• [Assignment] After going through the data below, state how many lines contain "label", and nothing else.

• [Dataset records]
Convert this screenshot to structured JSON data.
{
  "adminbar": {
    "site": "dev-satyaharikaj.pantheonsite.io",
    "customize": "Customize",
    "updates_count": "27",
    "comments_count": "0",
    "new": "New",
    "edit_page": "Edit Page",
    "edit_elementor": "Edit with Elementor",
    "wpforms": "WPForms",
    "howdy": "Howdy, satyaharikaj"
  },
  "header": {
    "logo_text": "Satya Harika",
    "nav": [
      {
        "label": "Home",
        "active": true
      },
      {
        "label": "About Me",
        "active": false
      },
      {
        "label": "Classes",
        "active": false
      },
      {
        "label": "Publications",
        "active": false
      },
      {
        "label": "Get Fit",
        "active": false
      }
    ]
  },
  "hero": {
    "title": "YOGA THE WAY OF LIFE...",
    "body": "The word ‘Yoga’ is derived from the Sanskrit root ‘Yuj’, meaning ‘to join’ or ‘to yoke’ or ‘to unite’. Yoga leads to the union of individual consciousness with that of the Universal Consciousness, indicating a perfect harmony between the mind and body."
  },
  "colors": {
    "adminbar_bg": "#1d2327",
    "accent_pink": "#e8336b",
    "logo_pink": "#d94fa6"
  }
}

• [Worked solution] 5